▸ **What the task asks**
Return all lines in the data where the string "Sell" can be found.

Records from a collection:
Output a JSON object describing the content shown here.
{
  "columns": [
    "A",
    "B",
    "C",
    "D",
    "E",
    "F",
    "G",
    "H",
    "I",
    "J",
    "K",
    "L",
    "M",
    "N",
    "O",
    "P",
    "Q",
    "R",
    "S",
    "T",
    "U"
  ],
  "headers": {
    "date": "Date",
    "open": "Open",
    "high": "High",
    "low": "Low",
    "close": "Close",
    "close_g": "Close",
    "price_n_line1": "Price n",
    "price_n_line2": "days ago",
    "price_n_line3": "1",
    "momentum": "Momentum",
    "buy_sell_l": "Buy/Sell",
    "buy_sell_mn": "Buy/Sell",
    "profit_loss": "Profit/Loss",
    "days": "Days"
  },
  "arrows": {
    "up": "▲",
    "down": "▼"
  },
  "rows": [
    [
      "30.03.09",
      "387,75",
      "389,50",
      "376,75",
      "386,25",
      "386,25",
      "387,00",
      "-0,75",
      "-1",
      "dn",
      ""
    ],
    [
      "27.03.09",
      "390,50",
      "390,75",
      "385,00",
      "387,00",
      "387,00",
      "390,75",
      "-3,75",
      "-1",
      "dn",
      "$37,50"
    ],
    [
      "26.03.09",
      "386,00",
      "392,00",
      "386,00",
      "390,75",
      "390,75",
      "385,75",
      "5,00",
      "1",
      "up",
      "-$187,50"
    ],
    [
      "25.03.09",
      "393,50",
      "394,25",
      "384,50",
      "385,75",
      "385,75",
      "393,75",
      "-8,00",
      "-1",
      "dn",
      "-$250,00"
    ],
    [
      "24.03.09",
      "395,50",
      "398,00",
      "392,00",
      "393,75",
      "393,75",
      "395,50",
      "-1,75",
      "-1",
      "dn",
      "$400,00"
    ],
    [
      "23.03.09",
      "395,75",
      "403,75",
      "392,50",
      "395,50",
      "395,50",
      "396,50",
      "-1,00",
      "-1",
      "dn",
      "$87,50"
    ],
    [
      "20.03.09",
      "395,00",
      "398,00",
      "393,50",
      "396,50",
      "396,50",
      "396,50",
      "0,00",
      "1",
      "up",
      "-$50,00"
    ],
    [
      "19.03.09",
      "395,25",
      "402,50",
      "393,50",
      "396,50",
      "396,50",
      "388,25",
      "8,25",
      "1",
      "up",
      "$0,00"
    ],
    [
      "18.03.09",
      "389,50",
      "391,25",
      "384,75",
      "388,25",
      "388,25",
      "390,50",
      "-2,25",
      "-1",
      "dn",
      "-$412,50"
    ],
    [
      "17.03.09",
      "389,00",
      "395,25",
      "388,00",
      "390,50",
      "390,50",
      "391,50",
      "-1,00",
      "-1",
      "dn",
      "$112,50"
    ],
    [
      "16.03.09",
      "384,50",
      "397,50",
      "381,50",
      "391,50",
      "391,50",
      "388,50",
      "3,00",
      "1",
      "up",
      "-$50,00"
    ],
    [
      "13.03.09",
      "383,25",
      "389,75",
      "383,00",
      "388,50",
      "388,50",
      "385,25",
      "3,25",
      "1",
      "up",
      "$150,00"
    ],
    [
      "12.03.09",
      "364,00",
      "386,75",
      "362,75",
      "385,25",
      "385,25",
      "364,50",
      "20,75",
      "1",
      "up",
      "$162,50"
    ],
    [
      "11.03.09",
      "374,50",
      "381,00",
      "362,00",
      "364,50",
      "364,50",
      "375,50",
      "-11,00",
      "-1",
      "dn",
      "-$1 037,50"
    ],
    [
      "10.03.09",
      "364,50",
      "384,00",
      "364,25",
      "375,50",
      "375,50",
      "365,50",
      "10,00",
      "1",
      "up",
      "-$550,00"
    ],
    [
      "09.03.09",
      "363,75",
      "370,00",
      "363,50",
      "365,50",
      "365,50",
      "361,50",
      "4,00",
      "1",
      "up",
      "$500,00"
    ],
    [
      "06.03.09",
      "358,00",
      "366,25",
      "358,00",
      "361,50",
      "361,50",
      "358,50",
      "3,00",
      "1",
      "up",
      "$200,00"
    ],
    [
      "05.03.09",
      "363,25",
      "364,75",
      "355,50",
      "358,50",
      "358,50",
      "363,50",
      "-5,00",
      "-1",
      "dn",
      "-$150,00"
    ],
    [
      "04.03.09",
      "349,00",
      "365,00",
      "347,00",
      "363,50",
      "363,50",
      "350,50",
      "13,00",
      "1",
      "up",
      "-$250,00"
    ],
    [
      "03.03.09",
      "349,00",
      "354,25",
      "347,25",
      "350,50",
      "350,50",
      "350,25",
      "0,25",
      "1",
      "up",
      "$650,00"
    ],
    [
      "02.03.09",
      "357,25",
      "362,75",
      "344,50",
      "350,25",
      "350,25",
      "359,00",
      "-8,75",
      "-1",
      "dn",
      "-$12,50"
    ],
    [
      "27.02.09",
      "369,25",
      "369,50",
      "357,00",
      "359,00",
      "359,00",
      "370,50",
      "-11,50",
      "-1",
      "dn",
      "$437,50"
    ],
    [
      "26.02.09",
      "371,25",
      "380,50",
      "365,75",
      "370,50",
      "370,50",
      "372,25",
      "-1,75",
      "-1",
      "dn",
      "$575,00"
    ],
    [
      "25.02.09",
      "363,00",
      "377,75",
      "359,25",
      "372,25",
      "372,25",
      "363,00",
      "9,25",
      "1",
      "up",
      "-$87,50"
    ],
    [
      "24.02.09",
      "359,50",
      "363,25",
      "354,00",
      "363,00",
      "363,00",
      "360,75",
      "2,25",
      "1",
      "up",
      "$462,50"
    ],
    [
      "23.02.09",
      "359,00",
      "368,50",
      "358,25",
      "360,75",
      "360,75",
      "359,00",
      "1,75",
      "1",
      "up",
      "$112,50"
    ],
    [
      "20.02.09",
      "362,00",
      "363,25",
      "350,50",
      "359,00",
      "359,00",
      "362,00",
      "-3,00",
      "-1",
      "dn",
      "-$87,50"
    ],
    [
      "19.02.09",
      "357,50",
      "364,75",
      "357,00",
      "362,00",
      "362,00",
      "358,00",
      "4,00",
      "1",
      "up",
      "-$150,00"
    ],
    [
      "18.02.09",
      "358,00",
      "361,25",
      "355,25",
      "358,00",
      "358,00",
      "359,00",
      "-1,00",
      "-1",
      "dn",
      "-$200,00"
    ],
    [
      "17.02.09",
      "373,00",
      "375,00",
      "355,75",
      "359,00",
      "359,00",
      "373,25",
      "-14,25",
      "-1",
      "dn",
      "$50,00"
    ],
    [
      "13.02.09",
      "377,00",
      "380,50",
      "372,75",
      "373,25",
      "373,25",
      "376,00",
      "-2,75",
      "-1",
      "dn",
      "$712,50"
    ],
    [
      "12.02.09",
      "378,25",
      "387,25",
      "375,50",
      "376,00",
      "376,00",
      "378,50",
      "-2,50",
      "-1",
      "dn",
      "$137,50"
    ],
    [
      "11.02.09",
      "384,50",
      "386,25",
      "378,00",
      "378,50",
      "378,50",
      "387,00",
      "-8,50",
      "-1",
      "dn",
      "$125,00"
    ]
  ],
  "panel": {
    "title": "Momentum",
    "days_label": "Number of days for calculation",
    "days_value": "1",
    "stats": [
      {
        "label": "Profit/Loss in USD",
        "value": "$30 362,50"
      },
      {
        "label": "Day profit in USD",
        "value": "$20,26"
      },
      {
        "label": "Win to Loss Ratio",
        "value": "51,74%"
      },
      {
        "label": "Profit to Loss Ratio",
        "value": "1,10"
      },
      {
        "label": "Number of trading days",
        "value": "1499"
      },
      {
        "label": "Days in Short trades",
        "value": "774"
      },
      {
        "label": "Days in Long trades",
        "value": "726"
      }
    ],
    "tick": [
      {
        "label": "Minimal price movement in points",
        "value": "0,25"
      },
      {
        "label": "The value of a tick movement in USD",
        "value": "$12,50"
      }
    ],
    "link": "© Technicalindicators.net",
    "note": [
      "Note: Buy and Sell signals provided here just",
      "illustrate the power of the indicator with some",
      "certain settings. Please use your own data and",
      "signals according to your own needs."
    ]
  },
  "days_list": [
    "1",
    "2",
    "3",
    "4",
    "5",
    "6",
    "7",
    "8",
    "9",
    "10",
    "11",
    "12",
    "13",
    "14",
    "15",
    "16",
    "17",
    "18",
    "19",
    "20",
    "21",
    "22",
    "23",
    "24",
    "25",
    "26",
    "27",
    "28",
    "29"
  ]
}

▸ **Answer to the exercise**
    "buy_sell_l": "Buy/Sell",
    "buy_sell_mn": "Buy/Sell",
      "Note: Buy and Sell signals provided here just",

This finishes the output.